__The records__:
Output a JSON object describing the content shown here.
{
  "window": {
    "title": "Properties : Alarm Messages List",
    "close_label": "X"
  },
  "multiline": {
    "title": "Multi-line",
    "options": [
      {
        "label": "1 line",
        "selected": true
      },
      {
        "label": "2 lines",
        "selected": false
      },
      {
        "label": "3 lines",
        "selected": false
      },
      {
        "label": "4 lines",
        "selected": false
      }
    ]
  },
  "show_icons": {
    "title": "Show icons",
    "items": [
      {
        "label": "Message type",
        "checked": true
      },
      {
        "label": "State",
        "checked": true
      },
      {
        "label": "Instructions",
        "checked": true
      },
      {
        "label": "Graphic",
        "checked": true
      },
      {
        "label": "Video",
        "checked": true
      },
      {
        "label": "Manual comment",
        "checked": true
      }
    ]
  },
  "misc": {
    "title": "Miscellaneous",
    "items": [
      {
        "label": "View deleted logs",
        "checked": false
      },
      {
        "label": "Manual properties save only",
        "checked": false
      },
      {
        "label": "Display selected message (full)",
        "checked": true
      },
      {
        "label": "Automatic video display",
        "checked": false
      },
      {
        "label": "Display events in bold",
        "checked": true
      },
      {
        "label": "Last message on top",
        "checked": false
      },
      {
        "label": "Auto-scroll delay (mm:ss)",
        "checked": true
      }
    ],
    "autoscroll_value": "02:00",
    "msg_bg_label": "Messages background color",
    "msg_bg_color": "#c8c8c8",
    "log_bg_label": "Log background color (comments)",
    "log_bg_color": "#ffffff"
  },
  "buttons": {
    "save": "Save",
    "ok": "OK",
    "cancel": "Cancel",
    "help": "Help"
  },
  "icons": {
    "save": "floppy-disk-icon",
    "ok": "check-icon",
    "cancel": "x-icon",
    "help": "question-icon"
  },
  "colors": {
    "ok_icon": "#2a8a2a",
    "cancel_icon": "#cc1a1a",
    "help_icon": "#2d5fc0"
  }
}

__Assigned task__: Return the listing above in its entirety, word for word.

__Solution to this exercise__:
Output a JSON object describing the content shown here.
{
  "window": {
    "title": "Properties : Alarm Messages List",
    "close_label": "X"
  },
  "multiline": {
    "title": "Multi-line",
    "options": [
      {
        "label": "1 line",
        "selected": true
      },
      {
        "label": "2 lines",
        "selected": false
      },
      {
        "label": "3 lines",
        "selected": false
      },
      {
        "label": "4 lines",
        "selected": false
      }
    ]
  },
  "show_icons": {
    "title": "Show icons",
    "items": [
      {
        "label": "Message type",
        "checked": true
      },
      {
        "label": "State",
        "checked": true
      },
      {
        "label": "Instructions",
        "checked": true
      },
      {
        "label": "Graphic",
        "checked": true
      },
      {
        "label": "Video",
        "checked": true
      },
      {
        "label": "Manual comment",
        "checked": true
      }
    ]
  },
  "misc": {
    "title": "Miscellaneous",
    "items": [
      {
        "label": "View deleted logs",
        "checked": false
      },
      {
        "label": "Manual properties save only",
        "checked": false
      },
      {
        "label": "Display selected message (full)",
        "checked": true
      },
      {
        "label": "Automatic video display",
        "checked": false
      },
      {
        "label": "Display events in bold",
        "checked": true
      },
      {
        "label": "Last message on top",
        "checked": false
      },
      {
        "label": "Auto-scroll delay (mm:ss)",
        "checked": true
      }
    ],
    "autoscroll_value": "02:00",
    "msg_bg_label": "Messages background color",
    "msg_bg_color": "#c8c8c8",
    "log_bg_label": "Log background color (comments)",
    "log_bg_color": "#ffffff"
  },
  "buttons": {
    "save": "Save",
    "ok": "OK",
    "cancel": "Cancel",
    "help": "Help"
  },
  "icons": {
    "save": "floppy-disk-icon",
    "ok": "check-icon",
    "cancel": "x-icon",
    "help": "question-icon"
  },
  "colors": {
    "ok_icon": "#2a8a2a",
    "cancel_icon": "#cc1a1a",
    "help_icon": "#2d5fc0"
  }
}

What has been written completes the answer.